In January 2015, when the polling outlet first asked the question as the Black Lives Matter movement gained traction, 51 percent said that was a "big problem." This week, that number spiked to 76 percent after the nation was exposed to the Floyd video and the all-encompassing attention given to the subsequent demonstrations.

"This time it's different," Sen. Marco Rubio, R-Fla., tweeted Thursday.

On the other hand, officials have worried about whether the protests will lead to a resurgence in the virus after spending months to keep it curtailed. Fears over the further spread of the novel coronavirus have been drowned out in the protests, as Rep. Eleanor Holmes Norton, D-D.C., expressed concern over to NBC News.

Holmes Norton said the confluence of the coronavirus and the economic collapse has fueled a "new energy" from young people in protesting longstanding issues between police and the communities they serve, and the Floyd video has proven too severe for many to ignore.

People run out of stores on Broadway with merchandise during a night of protests and vandalism over the death of George Floyd on June 1, 2020 in New York.Spencer Platt / Getty Images

Of looting and vandalism, Holmes Norton said that while "we almost always see some looting in such situations like this," it's exacerbated now by young people being out of work.

"So there's some inherent vandalism in a situation of this kind," she said. "But I think it's driven even more by the fact that people have not only been at home, they've been at home out of work."

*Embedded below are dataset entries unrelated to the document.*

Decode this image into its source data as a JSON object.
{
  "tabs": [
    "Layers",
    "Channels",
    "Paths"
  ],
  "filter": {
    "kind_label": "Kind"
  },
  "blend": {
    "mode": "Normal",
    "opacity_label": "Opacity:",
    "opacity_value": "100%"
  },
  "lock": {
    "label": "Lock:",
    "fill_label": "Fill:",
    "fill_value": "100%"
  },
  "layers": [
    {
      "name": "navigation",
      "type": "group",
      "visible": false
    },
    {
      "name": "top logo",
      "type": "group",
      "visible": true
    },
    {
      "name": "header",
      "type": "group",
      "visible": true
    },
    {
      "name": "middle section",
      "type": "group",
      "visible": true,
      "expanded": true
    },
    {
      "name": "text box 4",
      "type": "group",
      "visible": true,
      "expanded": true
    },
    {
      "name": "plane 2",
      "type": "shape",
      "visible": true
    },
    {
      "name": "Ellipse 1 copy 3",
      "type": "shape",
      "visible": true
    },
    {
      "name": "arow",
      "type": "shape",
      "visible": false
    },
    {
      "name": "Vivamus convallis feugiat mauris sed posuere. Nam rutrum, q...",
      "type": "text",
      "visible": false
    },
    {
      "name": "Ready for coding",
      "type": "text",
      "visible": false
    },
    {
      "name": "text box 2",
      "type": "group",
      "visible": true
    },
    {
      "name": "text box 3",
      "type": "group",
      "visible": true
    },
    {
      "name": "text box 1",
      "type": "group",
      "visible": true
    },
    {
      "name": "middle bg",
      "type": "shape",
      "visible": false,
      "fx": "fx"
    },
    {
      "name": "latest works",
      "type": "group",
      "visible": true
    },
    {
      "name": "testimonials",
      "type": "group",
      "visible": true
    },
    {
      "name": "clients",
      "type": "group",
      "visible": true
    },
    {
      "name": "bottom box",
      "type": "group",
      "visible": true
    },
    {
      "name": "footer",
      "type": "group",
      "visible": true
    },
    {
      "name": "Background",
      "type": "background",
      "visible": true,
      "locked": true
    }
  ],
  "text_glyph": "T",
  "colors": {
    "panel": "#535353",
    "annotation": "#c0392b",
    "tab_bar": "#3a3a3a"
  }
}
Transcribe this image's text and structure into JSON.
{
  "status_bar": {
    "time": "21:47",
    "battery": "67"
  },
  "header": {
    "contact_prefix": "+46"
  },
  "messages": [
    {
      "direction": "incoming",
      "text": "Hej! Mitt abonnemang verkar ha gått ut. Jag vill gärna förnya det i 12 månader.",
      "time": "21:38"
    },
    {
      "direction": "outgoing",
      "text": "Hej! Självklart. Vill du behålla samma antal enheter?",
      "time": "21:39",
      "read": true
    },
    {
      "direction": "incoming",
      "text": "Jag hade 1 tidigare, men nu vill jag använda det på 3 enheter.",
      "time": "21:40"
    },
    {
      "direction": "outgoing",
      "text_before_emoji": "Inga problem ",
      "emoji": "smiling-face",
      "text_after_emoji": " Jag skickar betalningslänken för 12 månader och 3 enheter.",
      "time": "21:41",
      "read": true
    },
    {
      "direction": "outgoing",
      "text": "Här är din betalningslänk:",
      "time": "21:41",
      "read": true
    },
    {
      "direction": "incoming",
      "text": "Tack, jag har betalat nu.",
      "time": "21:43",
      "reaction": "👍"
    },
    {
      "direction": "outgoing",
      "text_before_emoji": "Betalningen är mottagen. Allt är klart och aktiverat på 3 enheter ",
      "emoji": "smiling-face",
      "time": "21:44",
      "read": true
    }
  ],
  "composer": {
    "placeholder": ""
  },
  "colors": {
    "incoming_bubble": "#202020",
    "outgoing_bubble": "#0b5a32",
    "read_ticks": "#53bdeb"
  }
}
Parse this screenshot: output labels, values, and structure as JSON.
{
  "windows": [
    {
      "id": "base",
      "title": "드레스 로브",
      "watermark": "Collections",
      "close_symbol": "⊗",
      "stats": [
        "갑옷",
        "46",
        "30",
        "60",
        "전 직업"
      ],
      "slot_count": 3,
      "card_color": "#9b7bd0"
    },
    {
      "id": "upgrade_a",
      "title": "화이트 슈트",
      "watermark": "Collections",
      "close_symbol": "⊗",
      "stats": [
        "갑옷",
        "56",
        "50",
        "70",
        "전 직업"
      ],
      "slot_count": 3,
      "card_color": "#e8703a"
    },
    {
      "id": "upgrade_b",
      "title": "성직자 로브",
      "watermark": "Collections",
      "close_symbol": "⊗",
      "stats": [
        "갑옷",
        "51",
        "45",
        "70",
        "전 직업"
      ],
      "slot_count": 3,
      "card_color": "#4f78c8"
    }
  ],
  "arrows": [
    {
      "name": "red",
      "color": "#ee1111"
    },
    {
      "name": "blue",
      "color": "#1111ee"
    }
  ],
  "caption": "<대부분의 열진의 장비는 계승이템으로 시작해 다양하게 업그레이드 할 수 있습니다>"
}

At Tuesday's protest in the nation's capitol, Ashley Waite, a 22-year-old hairstylist from Miami, told NBC News that she returned home to be with her family when her hair salon shut down. She's "feeling the energy" of the demonstrations, which she said would not be going on in this way had people not been stuck at home for months.

"I follow a lot of my customers and coworkers and stuff on Instagram," she said, "and I see them all out doing stuff, too, and I'm not sure that would've been the case if we all didn't have this time on our hands."

Allan Smith reported from New York and Lauren Egan reported from Washington.